» Extracted data
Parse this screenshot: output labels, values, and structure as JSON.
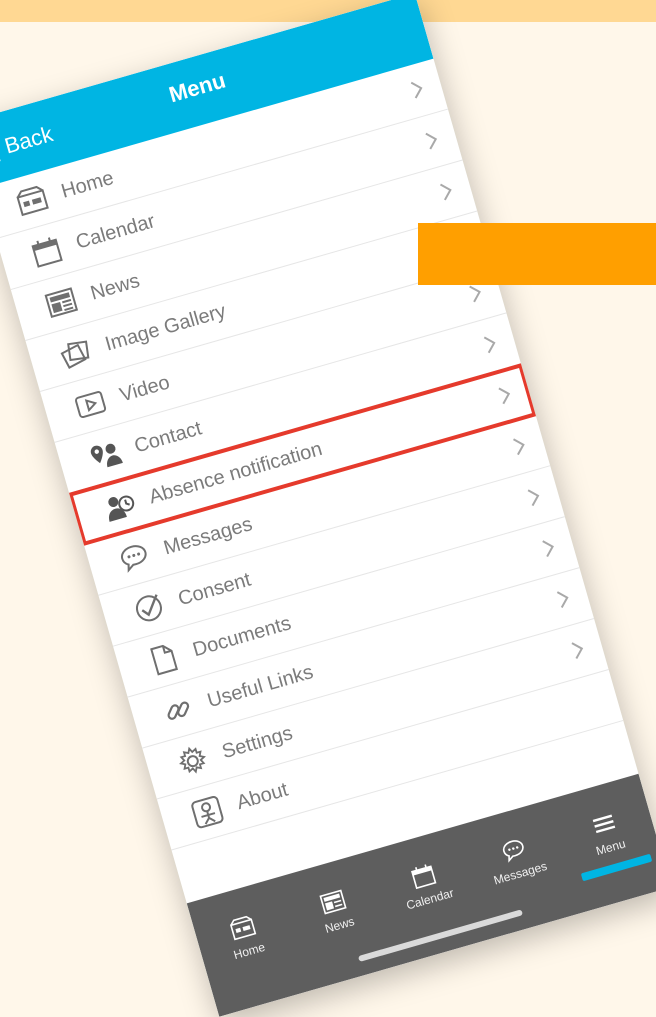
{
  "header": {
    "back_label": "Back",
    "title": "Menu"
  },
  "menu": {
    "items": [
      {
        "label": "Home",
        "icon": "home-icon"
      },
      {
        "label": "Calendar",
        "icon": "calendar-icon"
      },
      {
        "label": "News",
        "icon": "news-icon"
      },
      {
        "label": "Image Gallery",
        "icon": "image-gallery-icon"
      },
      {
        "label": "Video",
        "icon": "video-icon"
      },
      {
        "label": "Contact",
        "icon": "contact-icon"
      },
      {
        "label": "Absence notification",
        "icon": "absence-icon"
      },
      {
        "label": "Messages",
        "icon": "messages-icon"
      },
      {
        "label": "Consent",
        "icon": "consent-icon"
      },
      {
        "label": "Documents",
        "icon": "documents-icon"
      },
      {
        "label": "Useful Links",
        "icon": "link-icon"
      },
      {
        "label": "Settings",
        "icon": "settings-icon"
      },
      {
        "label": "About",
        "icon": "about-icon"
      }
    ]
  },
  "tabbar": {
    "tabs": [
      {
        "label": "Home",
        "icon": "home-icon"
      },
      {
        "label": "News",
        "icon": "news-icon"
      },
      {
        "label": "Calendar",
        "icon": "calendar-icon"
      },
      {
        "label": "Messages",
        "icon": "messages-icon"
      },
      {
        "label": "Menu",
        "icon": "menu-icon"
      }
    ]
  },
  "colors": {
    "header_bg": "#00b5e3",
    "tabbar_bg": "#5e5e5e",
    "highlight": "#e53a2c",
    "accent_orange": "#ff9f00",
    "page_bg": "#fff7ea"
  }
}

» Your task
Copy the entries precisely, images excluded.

» Solution to the problem
Parse this screenshot: output labels, values, and structure as JSON.
{
  "header": {
    "back_label": "Back",
    "title": "Menu"
  },
  "menu": {
    "items": [
      {
        "label": "Home",
        "icon": "home-icon"
      },
      {
        "label": "Calendar",
        "icon": "calendar-icon"
      },
      {
        "label": "News",
        "icon": "news-icon"
      },
      {
        "label": "Image Gallery",
        "icon": "image-gallery-icon"
      },
      {
        "label": "Video",
        "icon": "video-icon"
      },
      {
        "label": "Contact",
        "icon": "contact-icon"
      },
      {
        "label": "Absence notification",
        "icon": "absence-icon"
      },
      {
        "label": "Messages",
        "icon": "messages-icon"
      },
      {
        "label": "Consent",
        "icon": "consent-icon"
      },
      {
        "label": "Documents",
        "icon": "documents-icon"
      },
      {
        "label": "Useful Links",
        "icon": "link-icon"
      },
      {
        "label": "Settings",
        "icon": "settings-icon"
      },
      {
        "label": "About",
        "icon": "about-icon"
      }
    ]
  },
  "tabbar": {
    "tabs": [
      {
        "label": "Home",
        "icon": "home-icon"
      },
      {
        "label": "News",
        "icon": "news-icon"
      },
      {
        "label": "Calendar",
        "icon": "calendar-icon"
      },
      {
        "label": "Messages",
        "icon": "messages-icon"
      },
      {
        "label": "Menu",
        "icon": "menu-icon"
      }
    ]
  },
  "colors": {
    "header_bg": "#00b5e3",
    "tabbar_bg": "#5e5e5e",
    "highlight": "#e53a2c",
    "accent_orange": "#ff9f00",
    "page_bg": "#fff7ea"
  }
}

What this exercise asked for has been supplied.